You want everyone on board sharing your vision. You try to find the best people and you work with the best people. The BIG EAST has a wonderful staff and you try to make them the best that they can possibly be and you try to improve as a leader yourself. That would be my basic philosophy.
BIGEAST.org: How can you ensure that BIG EAST football will receive acceptable access to the new championship format and bowl structure?
MA: I will do my best to make sure it does. I have to sit down with (Sr. Associate Commissioner for Football & Marketing) Nick (Carparelli) and others and see where we are. For now I need to see what I need to do with various commissioners. I really don’t want to speculate too much because obviously these are complex issues but I am determined to make sure that the BIG EAST gets its fair share.
BIGEAST.org: You have been working closely with the BIG EAST for many years during your time at CBS Sports. What did you learn throughout the selection process that you didn’t know about the league already?
MA: When I was at ESPN I worked with the league extensively in the early days of the BIG EAST and I always appreciated its strengths especially in those days in basketball. Obviously it was a very strong football conference at times. I don’t want to disparage any other conference but I’m just not sure that if the BIG EAST weren’t still viewed as a Big-6 conference that this kind of attention would be paid. The BIG EAST has so much history, so many wonderful schools that have done so many great things and I appreciated that more working with the conference office all these years.

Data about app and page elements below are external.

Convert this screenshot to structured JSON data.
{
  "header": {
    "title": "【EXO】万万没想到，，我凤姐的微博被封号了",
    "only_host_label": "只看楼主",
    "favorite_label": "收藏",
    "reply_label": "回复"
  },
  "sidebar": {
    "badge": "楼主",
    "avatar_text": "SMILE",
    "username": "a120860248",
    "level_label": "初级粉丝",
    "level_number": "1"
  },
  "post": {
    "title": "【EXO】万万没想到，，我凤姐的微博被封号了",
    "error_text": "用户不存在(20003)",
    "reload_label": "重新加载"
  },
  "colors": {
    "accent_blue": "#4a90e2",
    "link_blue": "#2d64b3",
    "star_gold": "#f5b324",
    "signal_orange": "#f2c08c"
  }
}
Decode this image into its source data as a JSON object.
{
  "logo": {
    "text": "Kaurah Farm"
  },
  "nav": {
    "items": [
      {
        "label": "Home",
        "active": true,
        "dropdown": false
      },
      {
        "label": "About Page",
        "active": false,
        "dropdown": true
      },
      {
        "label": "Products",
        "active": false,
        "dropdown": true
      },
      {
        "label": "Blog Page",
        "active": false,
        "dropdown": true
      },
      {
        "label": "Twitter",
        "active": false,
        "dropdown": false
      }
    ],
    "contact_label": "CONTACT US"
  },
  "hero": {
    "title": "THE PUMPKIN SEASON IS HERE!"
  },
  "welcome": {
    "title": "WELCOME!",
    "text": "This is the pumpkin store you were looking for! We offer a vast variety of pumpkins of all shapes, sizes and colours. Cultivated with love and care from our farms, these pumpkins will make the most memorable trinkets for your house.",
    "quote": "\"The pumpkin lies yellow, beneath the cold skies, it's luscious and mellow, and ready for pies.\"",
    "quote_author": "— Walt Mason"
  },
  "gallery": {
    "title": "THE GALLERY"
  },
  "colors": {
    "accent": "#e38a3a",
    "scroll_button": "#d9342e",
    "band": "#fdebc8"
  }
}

I also saw at CBS the ratings of the BIG EAST teams and the powerful ratings of powerful BIG EAST basketball. I would not have minded having a BIG EAST non-conference game with an SEC team -- the conference that CBS has -- because it would have been great for geographical diversity for national TV. I think that might be also what people are overlooking, if you look at a game between Houston and SMU or Louisville; Rutgers playing USF; Boise State or others you have some national scope there. You have interest in different parts of the country in that game and that is always a valuable component in media circles.
BIGEAST.org: What are the keys for the BIG EAST to maintain its status among the top performing conferences in the country for the long term?
MA: I think long term the keys are how the BIG EAST performs on the field and the court. That is going to be critical. There is just no getting away from it. You have to look at what Boise has done. Boise has done what it has done because it has performed on the field and it has forged its way into the national consciousness. The BIG EAST has done that in basketball for a number of years. Some of its football programs have done that. You saw the attention that Rutgers got when they had some outstanding seasons a few years ago. The buzz surrounding that famous Thursday night game with Louisville on ESPN was probably one of the highest ratings they have had.
We can restore that, if we can get the teams playing at that level than anything is possible. That’s how you maintain the core strength of the conference is the athletic programs. I haven’t even mentioned women’s sports but the BIG EAST leads in women’s basketball and other women’s Olympic sports like soccer. That’s what I’m going to work tirelessly to achieve and I’m really optimistic and I really welcome and embrace this opportunity.